Car manufacturing is increasingly done by robots, as recent photos of factory floors and employment numbers from Michigan have shown. It’s not just that jobs are going to Mexico, though they have, but it will be even worse when we start importing electric cars from China made by robots built in Germany. Even logging in my home town uses huge cutter/buncher machines that do the work of seven or nine men with only a crew of three.
Capitalism makes companies more efficient, they make more profit, and can compete more effectively in the “free market.”
So capitalism may lowers costs (unless there’s a monopoly, or collusion in the market to keep prices high — see AT&T, Verizon), but when the primary cost is labor, that means jobs are lost. Politicians owned by corporations sell it as “freedom” in the “free market” and giving people the “freedom to choose.” Capitalists say, “… the unemployed should retrain for jobs that are in demand.”
Okay, maybe some of those unemployed loggers will retrain and get a comparable job writing software. Maybe they can go into real estate. By the way, thanks for cutting funds for their education and health care while they’re out of work, and for making student loans unassailable so those with dreams can live in servitude for decades after getting a worthless degree from Trump Chump U.

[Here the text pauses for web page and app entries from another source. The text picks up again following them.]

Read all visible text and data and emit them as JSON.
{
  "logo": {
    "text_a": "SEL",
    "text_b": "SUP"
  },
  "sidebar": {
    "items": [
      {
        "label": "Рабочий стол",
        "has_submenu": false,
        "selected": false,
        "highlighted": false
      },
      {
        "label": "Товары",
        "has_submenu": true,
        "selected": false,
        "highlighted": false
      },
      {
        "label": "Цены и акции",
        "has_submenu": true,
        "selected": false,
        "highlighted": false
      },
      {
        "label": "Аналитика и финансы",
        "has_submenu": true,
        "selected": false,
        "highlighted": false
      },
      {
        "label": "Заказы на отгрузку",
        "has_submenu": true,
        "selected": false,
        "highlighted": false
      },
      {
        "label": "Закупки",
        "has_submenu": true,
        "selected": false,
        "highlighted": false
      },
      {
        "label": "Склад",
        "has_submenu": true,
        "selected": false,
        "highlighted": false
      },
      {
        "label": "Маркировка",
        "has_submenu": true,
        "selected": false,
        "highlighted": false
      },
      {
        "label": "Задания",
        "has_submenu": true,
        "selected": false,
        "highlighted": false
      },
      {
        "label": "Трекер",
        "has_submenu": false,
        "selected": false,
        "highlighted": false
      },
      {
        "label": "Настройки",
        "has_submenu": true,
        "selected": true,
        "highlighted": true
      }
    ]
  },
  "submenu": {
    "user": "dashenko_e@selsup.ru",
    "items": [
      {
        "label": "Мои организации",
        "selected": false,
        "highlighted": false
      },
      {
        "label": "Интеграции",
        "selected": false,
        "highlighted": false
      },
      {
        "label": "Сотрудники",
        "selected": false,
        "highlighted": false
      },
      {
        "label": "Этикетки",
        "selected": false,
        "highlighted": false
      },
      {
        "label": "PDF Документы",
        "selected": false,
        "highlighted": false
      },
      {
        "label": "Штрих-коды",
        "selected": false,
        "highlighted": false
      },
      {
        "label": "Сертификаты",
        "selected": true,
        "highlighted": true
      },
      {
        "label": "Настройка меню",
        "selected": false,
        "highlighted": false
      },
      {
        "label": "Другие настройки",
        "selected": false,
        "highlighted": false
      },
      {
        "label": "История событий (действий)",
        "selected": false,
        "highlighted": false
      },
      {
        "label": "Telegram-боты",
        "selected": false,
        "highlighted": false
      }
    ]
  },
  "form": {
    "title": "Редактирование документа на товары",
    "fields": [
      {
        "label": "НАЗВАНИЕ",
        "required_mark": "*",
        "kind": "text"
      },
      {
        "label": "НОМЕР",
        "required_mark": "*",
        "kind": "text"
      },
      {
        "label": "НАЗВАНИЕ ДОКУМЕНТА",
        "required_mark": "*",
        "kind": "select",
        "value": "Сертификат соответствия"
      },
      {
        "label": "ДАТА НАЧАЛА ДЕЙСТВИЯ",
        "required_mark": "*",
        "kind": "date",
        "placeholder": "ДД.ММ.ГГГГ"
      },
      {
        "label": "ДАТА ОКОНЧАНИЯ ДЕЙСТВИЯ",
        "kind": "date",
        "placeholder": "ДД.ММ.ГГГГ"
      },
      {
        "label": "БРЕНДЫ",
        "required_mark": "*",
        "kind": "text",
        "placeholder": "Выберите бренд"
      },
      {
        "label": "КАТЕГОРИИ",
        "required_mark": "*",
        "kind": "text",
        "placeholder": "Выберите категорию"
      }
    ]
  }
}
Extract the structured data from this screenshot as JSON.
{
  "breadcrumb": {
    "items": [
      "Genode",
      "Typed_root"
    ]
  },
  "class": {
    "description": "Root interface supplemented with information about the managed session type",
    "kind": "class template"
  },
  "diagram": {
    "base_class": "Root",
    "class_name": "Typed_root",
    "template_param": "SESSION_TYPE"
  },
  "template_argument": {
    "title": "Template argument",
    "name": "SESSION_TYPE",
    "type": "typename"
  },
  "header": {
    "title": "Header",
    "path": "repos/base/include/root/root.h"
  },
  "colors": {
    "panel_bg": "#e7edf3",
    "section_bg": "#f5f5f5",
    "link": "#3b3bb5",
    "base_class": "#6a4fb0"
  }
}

Of course many give up. Change is happening so quickly now, retraining for most is a pipe dream. So pass that pipe, because “worrying about all this shit aint getting me nowhere when there aren’t no jobs in the first place, and big business has bought all the companies that used to pay a living wage.”
So perhaps there’s an element of self destruction in the creative destruction of capitalism. After all, workers who are getting squeezed are also consumers that power 60 percent of the economy. At some point, would it be wise to consider the total impact of individual decisions, and protect the system that supports all of us? Might that be the role of government?
Ultimately, we’ll also have to confront the question of our indvidual value in this brave new world. Traditionally our value, to ourselves, to our families, to our society, was measured at least partially in terms of our work. That’s different than our value to the market, defined by capitalists who manipulate our consumption, which is primarily as a consumer.
What happens to our “value” when we no longer have a job, and not enough money to consume?
Years ago when I published a small town weekly newspaper, on occasion we covered controversial issues. There were differences of opinion, and sometimes bitterness. Letters to the editor were occasionally “difficult.”
We strove to publish every letter, though at times we had to give writers a second chance to moderate their language. On very rare occasions, we fulfilled our responsibility to the community and refused to spread bile. Importantly, when doing so we acted in our role as journalists and mindful of responsibilities conferred by the First Amendment to the Constitution. Of course, not everyone agreed with our interpretation.
But there was one rule that was not bent, let alone broken: Opinions had to be signed. Our philosophy was that if one wanted to speak up, one had to own their speech.
I personally believe that guideline would greatly benefit social media, and in fact, American politics.
I believe each post on Facebook and Twitter and every other platform should be linked to its author, which should be a verified individual. Every political contribution should be linked to its contributor. If the Supreme Court wants to grant “personhood” to corporations (a decision I disagree with, by the way) then that corporate “person” should be identified when entering into the political area with vast sums of money.
The free market, to the extent it exists, depends on transparency. The “marketplace of ideas,” in the words of Jefferson, is no different.
Eliminating anonymity in the American conversation would go a long way toward improving our dialogue.